With all downloadable tracks now chart-eligible, the face of our beloved top 40 is about to change forever.
With effect from January 1st, the UK singles chart rules have been changed. As well as the physical single rules being relaxed (a single is now chart-eligible if 25-minutes long, an increase from the previous 15-minute limit), a larger change is liable to alter the UK charts forever, be it for better or worse.
Any track now available via download is chart eligible and can make its way to number one if it so desires (or you do, collectively). Consequently, an obscure Gomez (pictured) b-side is as eligible to go top ten as the next Coldplay single, or whatever is being papped out that week.

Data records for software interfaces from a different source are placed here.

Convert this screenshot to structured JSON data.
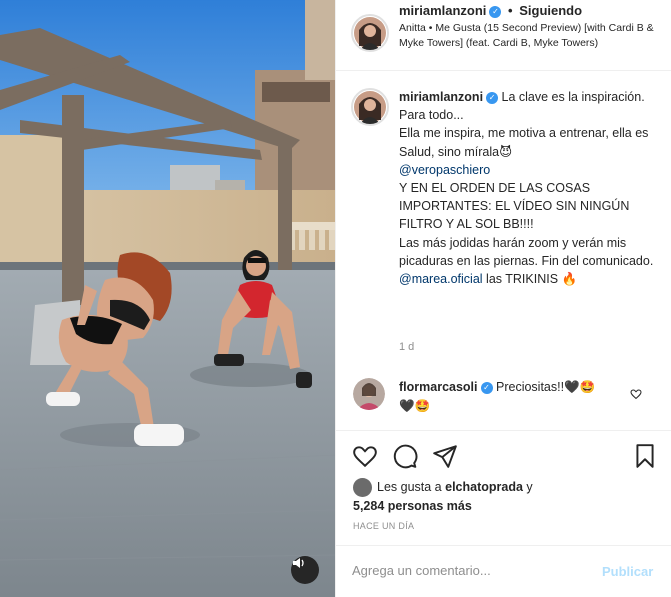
{
  "post": {
    "username": "miriamlanzoni",
    "separator": "•",
    "follow_status": "Siguiendo",
    "song": "Anitta • Me Gusta (15 Second Preview) [with Cardi B & Myke Towers] (feat. Cardi B, Myke Towers)"
  },
  "caption": {
    "username": "miriamlanzoni",
    "line1": "La clave es la inspiración.",
    "line2": "Para todo...",
    "line3": "Ella me inspira, me motiva a entrenar, ella es Salud, sino mírala",
    "emoji_devil": "😈",
    "mention1": "@veropaschiero",
    "line4": "Y EN EL ORDEN DE LAS COSAS IMPORTANTES: EL VÍDEO SIN NINGÚN FILTRO Y AL SOL BB!!!!",
    "line5": "Las más jodidas harán zoom y verán mis picaduras en las piernas. Fin del comunicado.",
    "mention2": "@marea.oficial",
    "line6": "las TRIKINIS",
    "emoji_fire": "🔥",
    "time_ago": "1 d"
  },
  "comment": {
    "username": "flormarcasoli",
    "text": "Preciositas!!",
    "emoji_heart": "🖤",
    "emoji_star": "🤩"
  },
  "likes": {
    "prefix": "Les gusta a",
    "user": "elchatoprada",
    "conj": "y",
    "count": "5,284 personas más"
  },
  "date_label": "HACE UN DÍA",
  "add_comment": {
    "placeholder": "Agrega un comentario...",
    "post_label": "Publicar"
  },
  "icons": {
    "verified": "verified-badge-icon",
    "like": "heart-icon",
    "comment": "comment-icon",
    "share": "paper-plane-icon",
    "save": "bookmark-icon",
    "audio": "speaker-icon"
  },
  "colors": {
    "verified": "#3897f0",
    "link": "#00376b",
    "muted": "#8e8e8e",
    "post_button_disabled": "#b2dffc",
    "border": "#efefef"
  }
}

What does this mean for the charts though? I think it's fair to say that there's two sides to the coin.
The benefit unsigned musicians can receive from distributing and releasing their own tracks via iTunes is definitely the upside. It's now possible for a band to release a digital-only single at minimal cost and drum up their own support for a chart entry, without the need for a costly 7" or CD pressing. It's risk-free and really rather liberating.

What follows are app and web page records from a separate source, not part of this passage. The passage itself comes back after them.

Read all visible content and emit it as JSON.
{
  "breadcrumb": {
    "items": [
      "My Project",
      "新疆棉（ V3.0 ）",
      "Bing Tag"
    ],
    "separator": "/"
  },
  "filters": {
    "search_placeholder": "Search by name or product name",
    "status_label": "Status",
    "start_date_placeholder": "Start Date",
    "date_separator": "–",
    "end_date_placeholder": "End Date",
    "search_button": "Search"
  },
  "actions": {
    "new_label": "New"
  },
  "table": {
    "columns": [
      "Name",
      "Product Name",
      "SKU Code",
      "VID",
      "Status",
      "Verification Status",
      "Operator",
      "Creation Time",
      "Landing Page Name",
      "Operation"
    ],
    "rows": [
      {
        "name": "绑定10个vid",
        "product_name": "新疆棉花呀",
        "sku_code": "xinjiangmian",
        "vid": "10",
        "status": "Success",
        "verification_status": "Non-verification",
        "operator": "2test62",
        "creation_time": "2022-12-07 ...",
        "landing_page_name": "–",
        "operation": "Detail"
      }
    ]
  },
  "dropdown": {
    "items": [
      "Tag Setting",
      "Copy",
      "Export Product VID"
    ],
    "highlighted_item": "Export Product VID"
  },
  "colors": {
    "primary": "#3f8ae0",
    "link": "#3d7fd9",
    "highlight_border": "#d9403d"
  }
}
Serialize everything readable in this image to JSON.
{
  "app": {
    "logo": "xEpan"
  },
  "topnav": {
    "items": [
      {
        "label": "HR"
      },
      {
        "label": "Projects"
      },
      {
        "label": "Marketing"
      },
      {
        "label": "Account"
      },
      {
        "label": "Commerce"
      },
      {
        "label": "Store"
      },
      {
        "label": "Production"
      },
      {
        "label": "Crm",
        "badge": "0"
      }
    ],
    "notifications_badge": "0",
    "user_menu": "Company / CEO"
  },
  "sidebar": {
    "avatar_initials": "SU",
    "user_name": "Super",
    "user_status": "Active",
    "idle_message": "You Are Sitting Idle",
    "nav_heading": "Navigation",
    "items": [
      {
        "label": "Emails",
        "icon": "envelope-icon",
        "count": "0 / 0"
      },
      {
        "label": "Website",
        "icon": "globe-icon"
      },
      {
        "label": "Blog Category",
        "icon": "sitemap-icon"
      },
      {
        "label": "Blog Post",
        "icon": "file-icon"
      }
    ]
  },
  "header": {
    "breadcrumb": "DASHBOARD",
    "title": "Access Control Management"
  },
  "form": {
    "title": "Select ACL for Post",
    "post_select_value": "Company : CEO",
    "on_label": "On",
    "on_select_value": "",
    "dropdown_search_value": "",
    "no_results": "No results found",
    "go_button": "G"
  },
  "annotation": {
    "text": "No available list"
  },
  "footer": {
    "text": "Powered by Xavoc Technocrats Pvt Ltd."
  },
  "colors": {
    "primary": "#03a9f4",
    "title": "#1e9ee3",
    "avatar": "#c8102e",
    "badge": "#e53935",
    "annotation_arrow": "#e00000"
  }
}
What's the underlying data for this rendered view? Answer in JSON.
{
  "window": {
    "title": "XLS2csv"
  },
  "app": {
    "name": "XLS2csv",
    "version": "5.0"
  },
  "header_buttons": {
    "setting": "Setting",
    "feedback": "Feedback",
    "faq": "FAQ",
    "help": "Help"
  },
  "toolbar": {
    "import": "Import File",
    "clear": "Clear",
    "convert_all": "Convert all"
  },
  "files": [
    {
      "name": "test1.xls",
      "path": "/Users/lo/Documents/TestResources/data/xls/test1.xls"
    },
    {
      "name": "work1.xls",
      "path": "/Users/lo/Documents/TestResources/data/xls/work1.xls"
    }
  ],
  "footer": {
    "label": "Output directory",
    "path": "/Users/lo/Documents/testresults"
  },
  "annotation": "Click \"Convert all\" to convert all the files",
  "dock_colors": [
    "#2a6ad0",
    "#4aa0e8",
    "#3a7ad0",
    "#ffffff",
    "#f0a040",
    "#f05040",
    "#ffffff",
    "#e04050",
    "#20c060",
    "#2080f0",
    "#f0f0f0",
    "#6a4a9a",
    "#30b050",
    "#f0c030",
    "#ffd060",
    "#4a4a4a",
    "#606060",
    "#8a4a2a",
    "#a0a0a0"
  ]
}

However, with the charts now a free-for-all for every album track, live recording and novelty trance wankamajig, the value of a chart position is rapidly deteriorating, as if the demise of Top of the Pops hadn't made that clear enough.
It's possible a return to the more organic chart politics of the 1970s will take place, when tracks went to radio on the day of release rather than six weeks upfront; where people went to the charts to find new music and things grew and rose as the weeks progressed.

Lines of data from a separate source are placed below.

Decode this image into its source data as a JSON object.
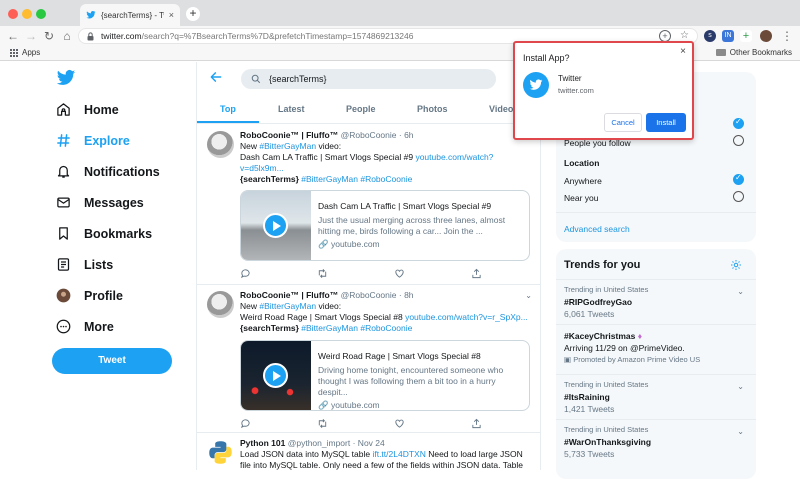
{
  "browser": {
    "tab_title": "{searchTerms} - Twitter Search /",
    "tab_close": "×",
    "new_tab": "+",
    "url_host": "twitter.com",
    "url_path": "/search?q=%7BsearchTerms%7D&prefetchTimestamp=1574869213246",
    "bookmarks": {
      "apps_label": "Apps",
      "other_label": "Other Bookmarks"
    },
    "ext_labels": [
      "IN"
    ]
  },
  "sidebar": {
    "items": [
      {
        "label": "Home",
        "icon": "home-icon"
      },
      {
        "label": "Explore",
        "icon": "hashtag-icon"
      },
      {
        "label": "Notifications",
        "icon": "bell-icon"
      },
      {
        "label": "Messages",
        "icon": "envelope-icon"
      },
      {
        "label": "Bookmarks",
        "icon": "bookmark-icon"
      },
      {
        "label": "Lists",
        "icon": "list-icon"
      },
      {
        "label": "Profile",
        "icon": "avatar-icon"
      },
      {
        "label": "More",
        "icon": "more-icon"
      }
    ],
    "tweet_button": "Tweet"
  },
  "search": {
    "query": "{searchTerms}"
  },
  "tabs": [
    "Top",
    "Latest",
    "People",
    "Photos",
    "Video"
  ],
  "tweets": [
    {
      "name": "RoboCoonie™ | Fluffo™",
      "handle": "@RoboCoonie",
      "time": "· 6h",
      "line1_prefix": "New ",
      "line1_tag": "#BitterGayMan",
      "line1_suffix": " video:",
      "line2_text": "Dash Cam LA Traffic | Smart Vlogs Special #9 ",
      "line2_link": "youtube.com/watch?v=d5lx9m...",
      "line3_bold": "{searchTerms}",
      "line3_tags": " #BitterGayMan #RoboCoonie",
      "card_title": "Dash Cam LA Traffic | Smart Vlogs Special #9",
      "card_desc": "Just the usual merging across three lanes, almost hitting me, birds following a car... Join the ...",
      "card_domain": "youtube.com"
    },
    {
      "name": "RoboCoonie™ | Fluffo™",
      "handle": "@RoboCoonie",
      "time": "· 8h",
      "line1_prefix": "New ",
      "line1_tag": "#BitterGayMan",
      "line1_suffix": " video:",
      "line2_text": "Weird Road Rage | Smart Vlogs Special #8 ",
      "line2_link": "youtube.com/watch?v=r_SpXp...",
      "line3_bold": "{searchTerms}",
      "line3_tags": " #BitterGayMan #RoboCoonie",
      "card_title": "Weird Road Rage | Smart Vlogs Special #8",
      "card_desc": "Driving home tonight, encountered someone who thought I was following them a bit too in a hurry despit...",
      "card_domain": "youtube.com"
    },
    {
      "name": "Python 101",
      "handle": "@python_import",
      "time": "· Nov 24",
      "text_a": "Load JSON data into MySQL table ",
      "link_a": "ift.tt/2L4DTXN",
      "text_b": " Need to load large JSON file into MySQL table. Only need a few of the fields within JSON data. Table fields"
    }
  ],
  "filters": {
    "people_option": "People you follow",
    "location_title": "Location",
    "loc_anywhere": "Anywhere",
    "loc_near": "Near you",
    "advanced": "Advanced search"
  },
  "trends": {
    "title": "Trends for you",
    "items": [
      {
        "context": "Trending in United States",
        "name": "#RIPGodfreyGao",
        "count": "6,061 Tweets"
      },
      {
        "context": "",
        "name": "#KaceyChristmas",
        "desc": "Arriving 11/29 on @PrimeVideo.",
        "promoted": "Promoted by Amazon Prime Video US"
      },
      {
        "context": "Trending in United States",
        "name": "#ItsRaining",
        "count": "1,421 Tweets"
      },
      {
        "context": "Trending in United States",
        "name": "#WarOnThanksgiving",
        "count": "5,733 Tweets"
      }
    ]
  },
  "popup": {
    "title": "Install App?",
    "close": "×",
    "app_name": "Twitter",
    "app_origin": "twitter.com",
    "cancel": "Cancel",
    "install": "Install"
  },
  "colors": {
    "twitter_blue": "#1da1f2",
    "popup_border": "#e0474c",
    "chrome_blue": "#1a73e8"
  }
}
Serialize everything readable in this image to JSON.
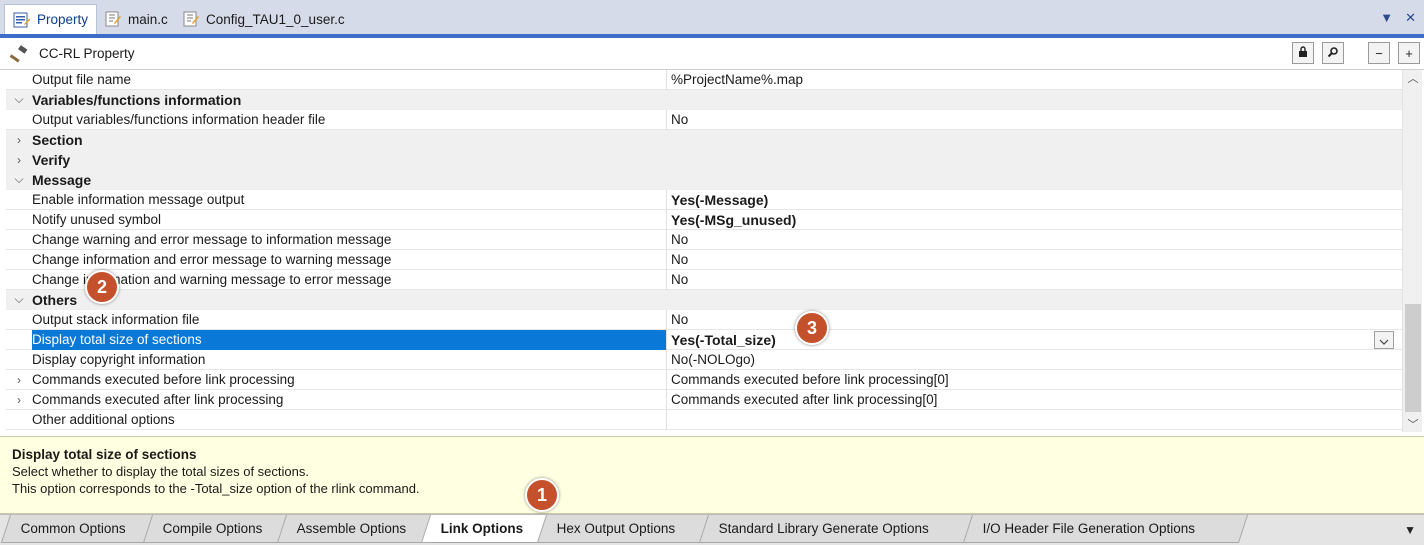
{
  "doc_tabs": [
    {
      "label": "Property",
      "icon": "property-icon",
      "active": true
    },
    {
      "label": "main.c",
      "icon": "c-file-icon",
      "active": false
    },
    {
      "label": "Config_TAU1_0_user.c",
      "icon": "c-file-icon",
      "active": false
    }
  ],
  "panel": {
    "title": "CC-RL Property",
    "icon": "hammer-icon",
    "buttons": [
      {
        "name": "lock-button",
        "glyph": "lock-icon"
      },
      {
        "name": "search-button",
        "glyph": "search-icon"
      },
      {
        "name": "collapse-button",
        "glyph": "minus-icon",
        "label": "−"
      },
      {
        "name": "expand-button",
        "glyph": "plus-icon",
        "label": "+"
      }
    ]
  },
  "rows": [
    {
      "type": "prop",
      "name": "Output file name",
      "value": "%ProjectName%.map"
    },
    {
      "type": "cat",
      "state": "expanded",
      "name": "Variables/functions information"
    },
    {
      "type": "prop",
      "name": "Output variables/functions information header file",
      "value": "No"
    },
    {
      "type": "cat",
      "state": "collapsed",
      "name": "Section"
    },
    {
      "type": "cat",
      "state": "collapsed",
      "name": "Verify"
    },
    {
      "type": "cat",
      "state": "expanded",
      "name": "Message"
    },
    {
      "type": "prop",
      "name": "Enable information message output",
      "value": "Yes(-Message)",
      "bold": true
    },
    {
      "type": "prop",
      "name": "Notify unused symbol",
      "value": "Yes(-MSg_unused)",
      "bold": true
    },
    {
      "type": "prop",
      "name": "Change warning and error message to information message",
      "value": "No"
    },
    {
      "type": "prop",
      "name": "Change information and error message to warning message",
      "value": "No"
    },
    {
      "type": "prop",
      "name": "Change information and warning message to error message",
      "value": "No"
    },
    {
      "type": "cat",
      "state": "expanded",
      "name": "Others"
    },
    {
      "type": "prop",
      "name": "Output stack information file",
      "value": "No"
    },
    {
      "type": "prop",
      "name": "Display total size of sections",
      "value": "Yes(-Total_size)",
      "bold": true,
      "selected": true
    },
    {
      "type": "prop",
      "name": "Display copyright information",
      "value": "No(-NOLOgo)"
    },
    {
      "type": "prop",
      "state": "collapsed",
      "name": "Commands executed before link processing",
      "value": "Commands executed before link processing[0]"
    },
    {
      "type": "prop",
      "state": "collapsed",
      "name": "Commands executed after link processing",
      "value": "Commands executed after link processing[0]"
    },
    {
      "type": "prop",
      "name": "Other additional options",
      "value": ""
    }
  ],
  "description": {
    "title": "Display total size of sections",
    "line1": "Select whether to display the total sizes of sections.",
    "line2": "This option corresponds to the -Total_size option of the rlink command."
  },
  "bottom_tabs": [
    {
      "label": "Common Options",
      "active": false
    },
    {
      "label": "Compile Options",
      "active": false
    },
    {
      "label": "Assemble Options",
      "active": false
    },
    {
      "label": "Link Options",
      "active": true
    },
    {
      "label": "Hex Output Options",
      "active": false
    },
    {
      "label": "Standard Library Generate Options",
      "active": false
    },
    {
      "label": "I/O Header File Generation Options",
      "active": false
    }
  ],
  "callouts": [
    "1",
    "2",
    "3"
  ],
  "colors": {
    "accent": "#3e6cc9",
    "selection": "#0a78d7",
    "description_bg": "#ffffe1",
    "callout": "#c4512b"
  }
}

Equally, it could be the death of the chart altogether. Perhaps the single, too.
DiScuss: Is this the end of the singles chart, or will the new rule revitalise the top 40?